The Ivy League collection of institutions are the most notable elite universities in the United States. However, faculty diversity is lacking. In the 2013 data, all eight Ivy League institutions had zero persons of color represented in the highest-level senior leadership position, president. All are white individuals. The Ivy League has long been representative of white privilege and power structures which are inherent in academia. Gasman’s CRT framework infers that the whiteness historically perpetuated and celebrated at such elite institutions continues through the hierarchical bias in staffing decisions. The diversity of president nominees is controlled by the Board of Trustees, high-level administrators, and influential alumni. Since these are Majority-White institutions and historically white and privileged, this leads to fewer suggestions, recommendations, and considerations for promoting high-level and successful faculty of color.
The article concludes with action items suggested by Gasman for the Ivies going forward for diversifying faculty positions. These suggestions are an amalgamation of suggestions from Gasman, their academic peers on the paper, and evidence from external review committees.
Structurally, institutions must address the historical and current policies that facilitate or negate goals of diversity.
Outside evaluators with expertise in “dismantling policies and practices that disenfranchise people of color” should be consulted.

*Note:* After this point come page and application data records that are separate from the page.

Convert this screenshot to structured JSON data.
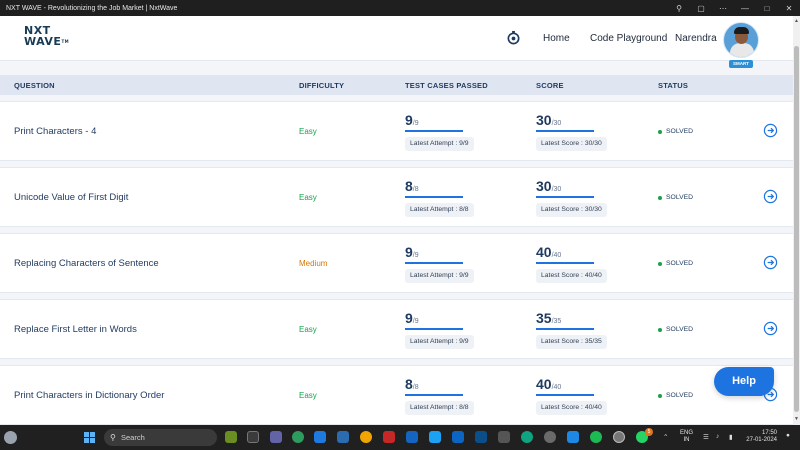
{
  "window": {
    "title": "NXT WAVE - Revolutionizing the Job Market | NxtWave"
  },
  "header": {
    "logo_line1": "NXT",
    "logo_line2": "WAVE",
    "logo_tm": "TM",
    "nav_home": "Home",
    "nav_code": "Code Playground",
    "user_name": "Narendra",
    "avatar_badge": "SMART"
  },
  "table": {
    "columns": [
      "QUESTION",
      "DIFFICULTY",
      "TEST CASES PASSED",
      "SCORE",
      "STATUS"
    ],
    "rows": [
      {
        "question": "Print Characters - 4",
        "difficulty": "Easy",
        "tc_passed": "9",
        "tc_total": "/9",
        "tc_fraction": 1.0,
        "attempt": "Latest Attempt : 9/9",
        "score": "30",
        "score_total": "/30",
        "score_fraction": 1.0,
        "latest_score": "Latest Score : 30/30",
        "status": "SOLVED"
      },
      {
        "question": "Unicode Value of First Digit",
        "difficulty": "Easy",
        "tc_passed": "8",
        "tc_total": "/8",
        "tc_fraction": 1.0,
        "attempt": "Latest Attempt : 8/8",
        "score": "30",
        "score_total": "/30",
        "score_fraction": 1.0,
        "latest_score": "Latest Score : 30/30",
        "status": "SOLVED"
      },
      {
        "question": "Replacing Characters of Sentence",
        "difficulty": "Medium",
        "tc_passed": "9",
        "tc_total": "/9",
        "tc_fraction": 1.0,
        "attempt": "Latest Attempt : 9/9",
        "score": "40",
        "score_total": "/40",
        "score_fraction": 1.0,
        "latest_score": "Latest Score : 40/40",
        "status": "SOLVED"
      },
      {
        "question": "Replace First Letter in Words",
        "difficulty": "Easy",
        "tc_passed": "9",
        "tc_total": "/9",
        "tc_fraction": 1.0,
        "attempt": "Latest Attempt : 9/9",
        "score": "35",
        "score_total": "/35",
        "score_fraction": 1.0,
        "latest_score": "Latest Score : 35/35",
        "status": "SOLVED"
      },
      {
        "question": "Print Characters in Dictionary Order",
        "difficulty": "Easy",
        "tc_passed": "8",
        "tc_total": "/8",
        "tc_fraction": 1.0,
        "attempt": "Latest Attempt : 8/8",
        "score": "40",
        "score_total": "/40",
        "score_fraction": 1.0,
        "latest_score": "Latest Score : 40/40",
        "status": "SOLVED"
      }
    ]
  },
  "help_label": "Help",
  "taskbar": {
    "search_placeholder": "Search",
    "lang_line1": "ENG",
    "lang_line2": "IN",
    "time": "17:50",
    "date": "27-01-2024",
    "badge_count": "5"
  },
  "colors": {
    "accent": "#1d74e0",
    "easy": "#16a34a",
    "medium": "#d97706",
    "heading": "#1e3a5f"
  },
  "icons": [
    "search-icon",
    "tab-search-icon",
    "minimize-icon",
    "maximize-icon",
    "close-icon",
    "stopwatch-icon",
    "arrow-circle-right-icon",
    "windows-start-icon",
    "wifi-icon",
    "volume-icon",
    "battery-icon",
    "chevron-up-icon"
  ]
}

Institutions must work to adjust the hiring practices for senior faculty and administrator positions to create a more diverse hiring pool.
Internal committees should be created to focus on the diversity disparities in senior administration.
Candidates should be selected from beyond the “Ivy Tower” and should be considered being sourced from “Minority Serving Institutions” and public universities as many of these educators possess the same merits and qualifications as those from elite institutions.
The “pipeline” to senior administration needs to be diversified and addressed, including more professorates given to BIPOC and creation of support/mentoring programmes.
Read the original article here.
Gasman, M., Abiola, U., & Travers, C. (2015). Diversity and senior leadership at elite institutions of higher education. Journal of diversity in higher education, 8(1), 1.
Avery Benton is the Founder & Head Editor of the Journal of Intersectional Social Justice. She currently attends the London School of Economics & Political Science for MSc Political Sociology. She holds a BA in Ancient History from King's College London.